I have always thought I’m a good shopper. Not for groceries or anything practical, I hasten to add, but for clothing, books and homewares … things that I adore. I can spend many, many happy hours looking, admiring and buying. But despite being a devoted shopper, nothing can quite prepare you for the first time you order hundreds of pairs of shoes for tens of thousands of dollars. In January, once the sale of my house went unconditional, I knew I would soon have money in the bank to invest in stock and premises so the time had come to start shopping! I had a long list of shoe brands (mostly taken from what was in my own wardrobe) and began making contact with suppliers and agents. To my horror, for many it was much too late to buy for winter and everyone wanted me to hurry up and place my order for summer as, particularly the European brands, work six to eight months in advance.
My stomach lurched for the first time on this journey. I was due to leave my full-time job on the last day of January and had planned to open The Shoe Garden in late March or early April. For a while, I wondered if I would ever get any shoes in time for opening.
Thanks goodness, some Aussie and New Zealand brands came to the rescue and I bought shoes from Minx, Ziera, Diana Ferrari and Supersoft, plus a great new Fijian brand called Dahia Shoes. But my real saviour was the US brand, J.Renee who have their own warehouse in Texas and have amazing shoes, both in number and in style. Overall, however, it meant I had a smaller than normal winter range of shoes and I didn’t have many boots or flats as it was so “late” in the season, but at least I had some stock!
I also bought from many more labels for summer, trying to focus on shoes that were not nanna-like or boring. I tried to not just get shoes that I like (but that’s so tempting and so easy to do!) but designs that I thought others would appreciate. Of course, even after just nine weeks of trading, I have such a better idea of what women want but I won’t be able to put this knowledge into use, and for customers to benefit from it, until next winter in 2013!Of course, I’m assured by those in the trade, one can never get it completely right. Just now, as I write this, a woman has come in and walked around the shop. I could sense she wasn’t happy with the choices and she left without a word. That still kind of hurts but I have to learn that I can’t be everything to everyone. Oh, and not to take it personally!
As I’m a visual person, the best way I have worked out to buy my shoes is to cut out pictures from catalogues and stick them up on a wall. This way, I ensure I don’t duplicate looks, colours or styles and that I have a range of heel heights (many more flats are coming!), a range for any number of occasions (casual, work, party, bridal etc), a range of colours (so many people still want black shoes; it surprises me, but I’m listening) and a range of prices. This last one is a big one. I always want to ensure that the majority of shoes at The Shoe Garden are in the $100 to $200 bracket. For too long, women with longer feet have had to pay high prices for shoes they don’t really like as there has been no choice.

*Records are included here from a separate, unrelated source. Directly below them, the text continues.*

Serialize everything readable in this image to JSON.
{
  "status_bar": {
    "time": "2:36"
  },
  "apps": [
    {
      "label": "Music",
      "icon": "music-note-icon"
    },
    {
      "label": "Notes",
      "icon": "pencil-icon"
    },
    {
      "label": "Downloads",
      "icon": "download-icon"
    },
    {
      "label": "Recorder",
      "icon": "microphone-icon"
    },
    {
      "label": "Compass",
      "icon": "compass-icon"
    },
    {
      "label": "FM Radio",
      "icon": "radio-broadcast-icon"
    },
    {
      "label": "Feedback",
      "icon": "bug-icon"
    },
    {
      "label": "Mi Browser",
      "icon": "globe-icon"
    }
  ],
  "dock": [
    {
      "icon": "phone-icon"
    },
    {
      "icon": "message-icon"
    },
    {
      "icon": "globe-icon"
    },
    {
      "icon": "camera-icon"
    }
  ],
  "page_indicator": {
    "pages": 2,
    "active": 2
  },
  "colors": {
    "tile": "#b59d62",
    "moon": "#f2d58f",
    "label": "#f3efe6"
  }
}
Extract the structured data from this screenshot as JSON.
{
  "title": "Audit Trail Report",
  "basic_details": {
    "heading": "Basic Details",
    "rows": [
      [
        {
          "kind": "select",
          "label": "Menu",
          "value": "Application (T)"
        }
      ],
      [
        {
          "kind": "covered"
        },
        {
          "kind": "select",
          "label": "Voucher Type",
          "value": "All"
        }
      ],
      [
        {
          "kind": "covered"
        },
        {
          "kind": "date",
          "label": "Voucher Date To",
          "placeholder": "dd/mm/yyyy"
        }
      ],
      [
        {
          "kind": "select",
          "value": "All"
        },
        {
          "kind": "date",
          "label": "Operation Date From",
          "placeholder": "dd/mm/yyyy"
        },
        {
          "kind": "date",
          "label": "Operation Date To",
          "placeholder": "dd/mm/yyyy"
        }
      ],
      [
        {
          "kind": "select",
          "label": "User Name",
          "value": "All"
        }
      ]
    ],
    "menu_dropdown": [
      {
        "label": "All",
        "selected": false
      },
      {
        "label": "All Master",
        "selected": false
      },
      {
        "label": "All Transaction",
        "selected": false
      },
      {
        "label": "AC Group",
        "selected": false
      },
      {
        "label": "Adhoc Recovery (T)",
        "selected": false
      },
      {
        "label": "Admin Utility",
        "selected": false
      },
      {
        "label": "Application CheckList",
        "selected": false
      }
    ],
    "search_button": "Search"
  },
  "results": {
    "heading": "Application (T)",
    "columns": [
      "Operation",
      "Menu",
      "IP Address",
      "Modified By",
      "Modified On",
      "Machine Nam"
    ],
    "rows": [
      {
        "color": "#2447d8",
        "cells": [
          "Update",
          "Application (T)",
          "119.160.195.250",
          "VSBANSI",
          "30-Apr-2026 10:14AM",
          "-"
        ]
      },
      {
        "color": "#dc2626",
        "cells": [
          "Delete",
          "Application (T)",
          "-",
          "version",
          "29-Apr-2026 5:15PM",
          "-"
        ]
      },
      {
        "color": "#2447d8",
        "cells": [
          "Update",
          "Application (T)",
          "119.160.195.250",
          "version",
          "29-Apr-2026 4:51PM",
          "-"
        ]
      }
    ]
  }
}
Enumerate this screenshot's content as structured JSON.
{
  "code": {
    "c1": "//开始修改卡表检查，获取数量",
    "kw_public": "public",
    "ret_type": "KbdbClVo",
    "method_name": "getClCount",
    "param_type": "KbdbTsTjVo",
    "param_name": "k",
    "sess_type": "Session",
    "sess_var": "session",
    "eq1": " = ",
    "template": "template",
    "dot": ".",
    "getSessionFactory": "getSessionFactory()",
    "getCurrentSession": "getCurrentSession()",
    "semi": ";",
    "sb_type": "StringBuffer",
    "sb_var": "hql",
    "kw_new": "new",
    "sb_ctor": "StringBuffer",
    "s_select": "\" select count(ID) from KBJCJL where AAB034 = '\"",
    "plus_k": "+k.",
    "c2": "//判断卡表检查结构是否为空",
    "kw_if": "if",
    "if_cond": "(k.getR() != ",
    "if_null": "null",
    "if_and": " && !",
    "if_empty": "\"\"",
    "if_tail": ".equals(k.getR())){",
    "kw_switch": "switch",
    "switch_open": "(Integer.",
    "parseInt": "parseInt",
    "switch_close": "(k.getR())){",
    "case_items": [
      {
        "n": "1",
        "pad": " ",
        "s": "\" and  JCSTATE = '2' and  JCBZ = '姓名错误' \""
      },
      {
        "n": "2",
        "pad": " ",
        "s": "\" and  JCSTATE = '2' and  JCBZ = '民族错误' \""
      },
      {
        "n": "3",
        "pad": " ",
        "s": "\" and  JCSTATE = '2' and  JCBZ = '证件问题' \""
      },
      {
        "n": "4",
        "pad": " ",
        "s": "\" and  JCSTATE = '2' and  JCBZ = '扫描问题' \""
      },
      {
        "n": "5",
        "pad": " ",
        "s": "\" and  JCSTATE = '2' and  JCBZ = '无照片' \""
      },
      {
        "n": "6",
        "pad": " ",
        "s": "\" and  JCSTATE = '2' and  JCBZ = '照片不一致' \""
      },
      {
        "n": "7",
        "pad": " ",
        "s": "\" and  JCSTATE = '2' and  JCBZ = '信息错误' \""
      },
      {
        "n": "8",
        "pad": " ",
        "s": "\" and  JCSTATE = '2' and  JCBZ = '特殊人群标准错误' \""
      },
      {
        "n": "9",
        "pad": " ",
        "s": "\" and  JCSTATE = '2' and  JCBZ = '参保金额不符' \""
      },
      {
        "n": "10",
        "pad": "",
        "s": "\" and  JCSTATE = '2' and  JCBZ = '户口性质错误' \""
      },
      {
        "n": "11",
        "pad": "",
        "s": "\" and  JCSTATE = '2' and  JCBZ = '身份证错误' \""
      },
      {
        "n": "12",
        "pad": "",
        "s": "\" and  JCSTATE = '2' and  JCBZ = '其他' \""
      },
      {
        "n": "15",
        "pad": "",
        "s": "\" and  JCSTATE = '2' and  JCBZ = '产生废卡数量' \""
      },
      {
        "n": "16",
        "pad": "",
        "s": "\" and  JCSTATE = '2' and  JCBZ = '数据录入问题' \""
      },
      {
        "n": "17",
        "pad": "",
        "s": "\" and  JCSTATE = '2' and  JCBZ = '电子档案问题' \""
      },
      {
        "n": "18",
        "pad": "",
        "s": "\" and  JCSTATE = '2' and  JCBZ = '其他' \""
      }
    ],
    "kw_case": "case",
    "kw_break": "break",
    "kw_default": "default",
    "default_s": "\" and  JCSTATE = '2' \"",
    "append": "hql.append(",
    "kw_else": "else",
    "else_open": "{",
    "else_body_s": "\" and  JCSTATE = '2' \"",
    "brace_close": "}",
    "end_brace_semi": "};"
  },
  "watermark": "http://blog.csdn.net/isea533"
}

So next month, I will be shopping again for The Shoe Garden for winter shoes that probably won’t arrive until February or March 2013, and I will do so with as much enthusiasm and excitement as my first time, but also thankfully with some feedback under my belt and greater awareness too.
Until next time, Carol